Learn useful Business Idioms for Making Decisions in English with meaning and examples.
List of common English Idioms for Making Decisions.
You can jump to any section of this lesson:
- 1 (Give Someone) Carte Blanche
- 2 All Things Being Equal
- 3 Up for Grabs
- 4 On the Bubble
- 5 All Told
- 6 All Things Considered
- 7 Up in the Air
- 8 Raise Red Flags
- 9 Rubber-Stamp (v.)
- 10 Take It or Leave It (command)
- 11 Out of the Loop
- 12 On the Same Page
- 13 Hobson’s Choice
- 14 Flip-Flop (v. or n.)
- 15 Fish or Cut Bait (usually an exclamation)
(Give Someone) Carte Blanche
- Meaning: Allow someone complete freedom; entrust a decision to someone
- Example: I’ll give you carte blanche to hire whoever you think is best. I’m going on vacation, and I’ll be back in two weeks.
All Things Being Equal
- Meaning: In the event that all aspects of a situation remain the same.
- Example: All things being equal, I think we should invest in the new factory.
Up for Grabs
- Meaning: Available
- Example: The election is up for grabs. Everything is still very chancy.
On the Bubble
- Meaning: One of a group that may be selected for the last spot in a competition
- Example: The team is on the bubble – there are three other teams that might make the finals.
- Meaning: With everything taken into consideration
- Example: All told, it’s been a good year for the company despite the loss of key salespeople.
All Things Considered
- Meaning: Taking all factors into consideration
- Example: All things considered, we had a good trip. With the bad weather, it could have taken much longer.
Up in the Air
- Meaning: Not yet decided
- Example: The salary increase is still up in the air – the boss favors it, but she hasn’t gotten approval from her superiors.
Useful Business Idioms for Making Decisions in English
Raise Red Flags
- Meaning: Warn of trouble ahead
- Example: Annette seems like the perfect candidate, but the fact that she was fired from her last job raises red flags.
- Meaning: Approve something without consideration, as a formality
- Example: The real power is with the president, and the parliament is expected to rubber-stamp his initiatives.
Take It or Leave It (command)
- Meaning: You must decide now whether you will accept this proposal.
- Example: This is our final offer – take it or leave it.
Out of the Loop
- Meaning: Not part of a group that’s kept informed about something
- Example: You’ve been out of the loop on the new marketing plan. Let me bring you up to date.
On the Same Page
- Meaning: Understanding a situation in the same way
- Example: Sheila and I are on the same page about the sales presentation. We’ll work out the details tomorrow.
- Meaning: A choice among bad options
- Example: They’re offering a Hobson’s choice between higher prices and reduced quality. I think we can hold out for a better option.
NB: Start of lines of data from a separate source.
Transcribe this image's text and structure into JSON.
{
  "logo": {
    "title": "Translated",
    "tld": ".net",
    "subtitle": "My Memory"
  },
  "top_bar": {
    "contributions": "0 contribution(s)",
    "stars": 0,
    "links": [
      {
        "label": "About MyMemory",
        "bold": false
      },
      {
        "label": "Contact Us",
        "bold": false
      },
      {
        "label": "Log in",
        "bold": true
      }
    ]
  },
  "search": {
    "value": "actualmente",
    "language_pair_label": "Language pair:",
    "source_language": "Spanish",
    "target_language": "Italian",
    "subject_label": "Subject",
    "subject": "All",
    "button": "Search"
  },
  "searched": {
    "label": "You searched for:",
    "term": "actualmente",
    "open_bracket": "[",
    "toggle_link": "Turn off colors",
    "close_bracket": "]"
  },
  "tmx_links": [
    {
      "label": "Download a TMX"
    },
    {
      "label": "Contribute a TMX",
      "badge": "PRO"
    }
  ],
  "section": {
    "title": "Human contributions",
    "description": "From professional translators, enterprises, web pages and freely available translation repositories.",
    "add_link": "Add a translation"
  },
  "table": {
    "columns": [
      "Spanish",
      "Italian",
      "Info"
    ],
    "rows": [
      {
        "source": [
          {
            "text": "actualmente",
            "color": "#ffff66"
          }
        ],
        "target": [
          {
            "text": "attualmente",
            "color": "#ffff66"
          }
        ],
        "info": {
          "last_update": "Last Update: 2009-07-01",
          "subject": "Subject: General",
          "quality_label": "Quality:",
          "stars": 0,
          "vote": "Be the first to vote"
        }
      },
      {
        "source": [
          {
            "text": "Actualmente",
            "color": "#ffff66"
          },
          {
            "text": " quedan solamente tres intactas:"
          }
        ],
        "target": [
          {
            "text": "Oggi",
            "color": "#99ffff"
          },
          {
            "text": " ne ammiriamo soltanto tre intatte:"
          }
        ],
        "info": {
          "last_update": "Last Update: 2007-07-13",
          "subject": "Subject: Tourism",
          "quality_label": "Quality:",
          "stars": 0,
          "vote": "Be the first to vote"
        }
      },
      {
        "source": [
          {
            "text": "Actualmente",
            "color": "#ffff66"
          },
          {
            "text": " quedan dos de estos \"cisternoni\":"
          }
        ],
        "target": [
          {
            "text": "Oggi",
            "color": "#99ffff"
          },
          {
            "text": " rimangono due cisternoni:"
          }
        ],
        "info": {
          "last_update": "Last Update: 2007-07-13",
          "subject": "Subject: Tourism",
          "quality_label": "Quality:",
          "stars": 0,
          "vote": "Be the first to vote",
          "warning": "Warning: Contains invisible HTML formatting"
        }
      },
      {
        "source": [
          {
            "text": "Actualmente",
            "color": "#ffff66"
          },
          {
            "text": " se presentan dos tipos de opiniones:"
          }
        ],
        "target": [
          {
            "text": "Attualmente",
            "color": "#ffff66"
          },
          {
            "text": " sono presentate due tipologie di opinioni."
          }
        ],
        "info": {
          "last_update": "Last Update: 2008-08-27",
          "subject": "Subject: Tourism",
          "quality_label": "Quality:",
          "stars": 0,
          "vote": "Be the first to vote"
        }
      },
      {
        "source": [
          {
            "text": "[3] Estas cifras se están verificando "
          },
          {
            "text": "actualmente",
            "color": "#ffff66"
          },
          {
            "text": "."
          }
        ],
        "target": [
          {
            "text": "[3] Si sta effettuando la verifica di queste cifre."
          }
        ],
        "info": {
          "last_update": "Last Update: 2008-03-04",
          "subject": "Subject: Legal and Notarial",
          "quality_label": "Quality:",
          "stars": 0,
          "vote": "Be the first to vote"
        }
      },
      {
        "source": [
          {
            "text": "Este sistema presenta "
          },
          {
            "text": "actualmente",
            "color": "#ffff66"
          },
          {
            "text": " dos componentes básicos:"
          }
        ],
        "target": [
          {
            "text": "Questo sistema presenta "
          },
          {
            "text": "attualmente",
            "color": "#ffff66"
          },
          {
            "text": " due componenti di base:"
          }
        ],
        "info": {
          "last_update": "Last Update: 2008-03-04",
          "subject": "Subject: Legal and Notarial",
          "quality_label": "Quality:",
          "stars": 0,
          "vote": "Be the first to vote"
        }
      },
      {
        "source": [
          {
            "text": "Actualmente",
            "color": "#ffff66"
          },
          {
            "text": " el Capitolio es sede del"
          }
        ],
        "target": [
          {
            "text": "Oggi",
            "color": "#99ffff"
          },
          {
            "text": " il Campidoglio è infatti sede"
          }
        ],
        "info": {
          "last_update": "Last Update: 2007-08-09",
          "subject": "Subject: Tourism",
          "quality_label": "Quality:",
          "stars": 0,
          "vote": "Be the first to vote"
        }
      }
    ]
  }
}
Note: This is occasionally used the USA.
Flip-Flop (v. or n.)
- Meaning: To vacillate between two choices, to be indecisive
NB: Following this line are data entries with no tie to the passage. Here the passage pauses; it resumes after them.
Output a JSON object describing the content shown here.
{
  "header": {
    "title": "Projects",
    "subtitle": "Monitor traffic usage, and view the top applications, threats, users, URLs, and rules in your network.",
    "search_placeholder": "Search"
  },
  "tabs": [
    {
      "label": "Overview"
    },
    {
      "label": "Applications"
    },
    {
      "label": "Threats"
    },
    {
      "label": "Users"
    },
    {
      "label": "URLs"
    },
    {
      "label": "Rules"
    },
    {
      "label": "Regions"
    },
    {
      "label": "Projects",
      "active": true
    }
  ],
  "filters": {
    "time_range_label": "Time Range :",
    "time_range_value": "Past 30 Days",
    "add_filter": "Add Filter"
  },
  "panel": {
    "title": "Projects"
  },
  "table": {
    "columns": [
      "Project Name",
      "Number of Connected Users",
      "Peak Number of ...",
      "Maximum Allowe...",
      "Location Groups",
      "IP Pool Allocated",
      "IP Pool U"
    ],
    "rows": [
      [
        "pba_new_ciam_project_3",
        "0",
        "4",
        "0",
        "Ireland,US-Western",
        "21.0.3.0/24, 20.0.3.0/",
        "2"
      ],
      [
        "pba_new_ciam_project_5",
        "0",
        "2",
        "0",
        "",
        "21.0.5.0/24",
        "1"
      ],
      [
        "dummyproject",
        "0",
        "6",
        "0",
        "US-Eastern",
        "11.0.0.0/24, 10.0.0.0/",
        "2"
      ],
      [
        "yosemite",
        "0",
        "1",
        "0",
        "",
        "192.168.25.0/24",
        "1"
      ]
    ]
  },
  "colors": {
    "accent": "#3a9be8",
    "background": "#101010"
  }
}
- Example: The politician was well known for his flip-flops – she often says what she thinks people want to hear.
Fish or Cut Bait (usually an exclamation)
- Meaning: Make a decision or give someone else a chance.
- Example: You’ve kept us waiting for weeks on the decision. It’s time to fish or cut bait.
Note: An obscene variation is “shit or get off the pot.”